It seems likely that these comrades will become involved in the Socialist Alliances, in Scotland almost certainly, and perhaps in England and Wales as well. Such an initiative could provide the spark to create a truly all-Britain Socialist Alliance.
Pro-party revolutionaries, the sterile and dogmatic process of Trotskyite regroupment notwithstanding, have three strings to their bow: the SLP, the Socialist Alliances and the ongoing process of revolutionary rapprochement initiated by the CPGB. Obviously, these processes are not mutually exclusive.
The meeting of SLP democrats this Saturday provides an opportunity to discuss these issues. Naturally, the main debate will be over whether to stay in the SLP or not. Those wanting to leave are either irredeemably sectarian or full of moralistic self-importance. Some comrades are seriously proposing to leave the SLP to join groups which favour exclusive orientation to the Labour Party! Some are trying to create new organisations out of thin air - and not around programme or perspective, but themselves as political egos. Others want to constitute themselves as the left wing of non-existent social democratic formations where the right wing will let them be. Still others seem to be slipping into the swamp of localism.
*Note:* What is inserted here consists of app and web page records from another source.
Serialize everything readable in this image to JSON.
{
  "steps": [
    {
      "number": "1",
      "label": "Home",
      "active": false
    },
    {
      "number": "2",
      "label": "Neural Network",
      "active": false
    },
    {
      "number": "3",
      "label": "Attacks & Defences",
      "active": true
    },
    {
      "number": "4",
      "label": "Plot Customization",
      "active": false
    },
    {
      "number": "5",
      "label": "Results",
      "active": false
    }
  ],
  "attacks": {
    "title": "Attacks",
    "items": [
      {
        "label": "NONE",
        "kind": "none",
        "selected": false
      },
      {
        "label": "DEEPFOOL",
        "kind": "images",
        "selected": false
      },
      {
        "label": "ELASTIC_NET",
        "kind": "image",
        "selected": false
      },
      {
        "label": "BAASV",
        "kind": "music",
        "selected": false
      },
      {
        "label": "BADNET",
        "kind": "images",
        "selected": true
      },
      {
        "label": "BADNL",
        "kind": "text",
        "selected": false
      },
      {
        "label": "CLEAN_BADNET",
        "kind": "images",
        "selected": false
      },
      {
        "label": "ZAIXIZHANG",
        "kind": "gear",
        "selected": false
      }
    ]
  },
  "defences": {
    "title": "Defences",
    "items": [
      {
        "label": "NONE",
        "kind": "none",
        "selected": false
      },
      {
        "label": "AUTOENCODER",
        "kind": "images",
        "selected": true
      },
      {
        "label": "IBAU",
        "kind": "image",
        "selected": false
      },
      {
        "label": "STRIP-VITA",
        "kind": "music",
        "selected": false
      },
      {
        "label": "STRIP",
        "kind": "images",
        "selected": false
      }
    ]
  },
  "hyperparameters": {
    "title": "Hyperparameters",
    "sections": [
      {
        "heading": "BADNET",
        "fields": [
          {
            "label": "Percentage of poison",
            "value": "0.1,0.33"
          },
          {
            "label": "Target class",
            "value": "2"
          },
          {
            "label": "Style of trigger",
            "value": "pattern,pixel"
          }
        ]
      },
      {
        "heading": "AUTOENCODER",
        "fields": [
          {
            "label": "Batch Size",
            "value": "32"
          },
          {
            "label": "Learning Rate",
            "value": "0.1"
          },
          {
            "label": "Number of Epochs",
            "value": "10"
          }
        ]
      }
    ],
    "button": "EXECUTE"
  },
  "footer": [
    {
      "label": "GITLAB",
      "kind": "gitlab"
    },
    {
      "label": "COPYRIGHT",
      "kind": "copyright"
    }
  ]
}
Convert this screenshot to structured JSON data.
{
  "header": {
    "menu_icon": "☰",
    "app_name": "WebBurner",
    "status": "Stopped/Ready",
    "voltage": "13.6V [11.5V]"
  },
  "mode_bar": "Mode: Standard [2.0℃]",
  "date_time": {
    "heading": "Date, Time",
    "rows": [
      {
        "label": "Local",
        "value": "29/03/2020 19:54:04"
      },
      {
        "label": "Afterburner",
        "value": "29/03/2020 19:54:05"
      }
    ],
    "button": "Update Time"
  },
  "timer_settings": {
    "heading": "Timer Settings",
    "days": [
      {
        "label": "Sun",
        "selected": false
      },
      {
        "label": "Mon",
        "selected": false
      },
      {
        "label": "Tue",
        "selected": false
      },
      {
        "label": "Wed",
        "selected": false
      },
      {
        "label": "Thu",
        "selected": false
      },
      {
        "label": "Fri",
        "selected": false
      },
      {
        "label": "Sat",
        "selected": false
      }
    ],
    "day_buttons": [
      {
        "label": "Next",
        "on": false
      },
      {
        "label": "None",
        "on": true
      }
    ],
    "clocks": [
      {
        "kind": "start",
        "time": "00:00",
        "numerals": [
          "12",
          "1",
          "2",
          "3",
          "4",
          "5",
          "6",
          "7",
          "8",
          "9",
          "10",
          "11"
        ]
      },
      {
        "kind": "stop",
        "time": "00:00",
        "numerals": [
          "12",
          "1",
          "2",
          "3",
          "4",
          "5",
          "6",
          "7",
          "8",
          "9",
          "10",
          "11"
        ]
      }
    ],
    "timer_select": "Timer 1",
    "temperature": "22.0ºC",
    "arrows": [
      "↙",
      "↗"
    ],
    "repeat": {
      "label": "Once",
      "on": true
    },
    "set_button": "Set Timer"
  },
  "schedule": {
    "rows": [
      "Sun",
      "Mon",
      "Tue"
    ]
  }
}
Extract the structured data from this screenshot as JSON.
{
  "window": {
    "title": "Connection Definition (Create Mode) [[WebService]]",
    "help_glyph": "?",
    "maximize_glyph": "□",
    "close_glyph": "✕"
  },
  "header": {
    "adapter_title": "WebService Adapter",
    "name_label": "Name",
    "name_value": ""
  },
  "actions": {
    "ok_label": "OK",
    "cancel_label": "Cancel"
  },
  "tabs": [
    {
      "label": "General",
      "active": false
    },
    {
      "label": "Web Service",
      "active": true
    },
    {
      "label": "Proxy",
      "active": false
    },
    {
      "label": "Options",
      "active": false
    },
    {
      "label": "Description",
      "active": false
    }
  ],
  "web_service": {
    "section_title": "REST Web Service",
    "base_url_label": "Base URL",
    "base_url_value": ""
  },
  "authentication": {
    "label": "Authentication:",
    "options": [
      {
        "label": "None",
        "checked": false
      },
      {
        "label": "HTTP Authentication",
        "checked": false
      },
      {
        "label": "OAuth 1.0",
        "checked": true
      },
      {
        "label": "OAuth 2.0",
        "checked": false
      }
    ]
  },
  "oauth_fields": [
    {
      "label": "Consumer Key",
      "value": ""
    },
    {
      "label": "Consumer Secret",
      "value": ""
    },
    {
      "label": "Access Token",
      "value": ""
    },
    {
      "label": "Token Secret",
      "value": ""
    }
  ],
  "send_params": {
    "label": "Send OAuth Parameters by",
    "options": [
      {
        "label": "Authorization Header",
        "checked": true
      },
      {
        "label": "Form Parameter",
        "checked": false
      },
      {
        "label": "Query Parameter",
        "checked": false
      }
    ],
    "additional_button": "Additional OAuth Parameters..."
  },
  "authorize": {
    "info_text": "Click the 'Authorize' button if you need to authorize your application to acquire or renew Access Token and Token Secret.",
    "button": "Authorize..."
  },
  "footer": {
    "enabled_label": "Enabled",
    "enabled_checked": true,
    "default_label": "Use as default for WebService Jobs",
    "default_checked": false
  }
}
It is all pie in the sky, comrades.
Unity is what we need - not unprincipled unity and not unity around pipe dreams. The fight for democracy in the SLP is the only basis on which we can unite at present. We can have no illusions about achieving this. Nothing short of a political revolution in the SLP can turn it into a positive process for working class self-liberation. And for this to happen, society will have changed to such an extent that militant workers will most likely have grabbed hold of and forged some other weapon to achieve their victory.
Yet socialists must have an orientation to the mass as understood in a political way. ‘Mass’ in this context does not mean millions of atomised workers, but those workers beginning to constitute themselves as a class for themselves. The SLP, as putrid as it may seem to our delicate r-r-revolutionary sensibilities, is one of the few arenas which have brought such a mass together, and, not unimportantly, brought together revolutionaries from across a wide spectrum of the left. We still have Arthur Scargill to thank for that. Such an opportunity is too precious and rare to just abandon.
Block vote phantom
I have been doing some investigation into the mysterious North West, Cheshire and Cumbria Miners’ Association. Though I am yet to pin it down, it seems that this is not a trade union after all, but a retired miners’ association. It was mentioned as a positive thing that the NUM is one of the few unions which allows sacked or retired members to retain union membership. I agree. However, the SLP affiliate which delivered Scargill his 75% majority on anything he wanted is not of the NUM.
Clause II, section (3) of the SLP constitution states:
“Affiliated membership shall consist of:
a) trade unions recognised by the party’s executive committee as bona fide trade unions;
b) Constituency Socialist Labour Parties.”
So it seems that for its own purposes, the NEC has ludicrously declared the North West, Cheshire and Cumbria Miners’ Association to be a “bona fide trade union”. The amendments to the constitution which were recommended by the Campaign for a Democratic Socialist Labour Party to allow for the affiliation of “working class, socialist or progressive organisations” at the discretion of congress would have allowed for the miners’ association to affiliate quite nicely without Arthur having to flout his own constitution.
I would welcome working class organisations affiliating to a federal party. But they must be real, based on an active membership democratically mandating their delegates. Otherwise, as Scargill demonstrated with the NWCCMA, they become the tool of bureaucratic labour dictators.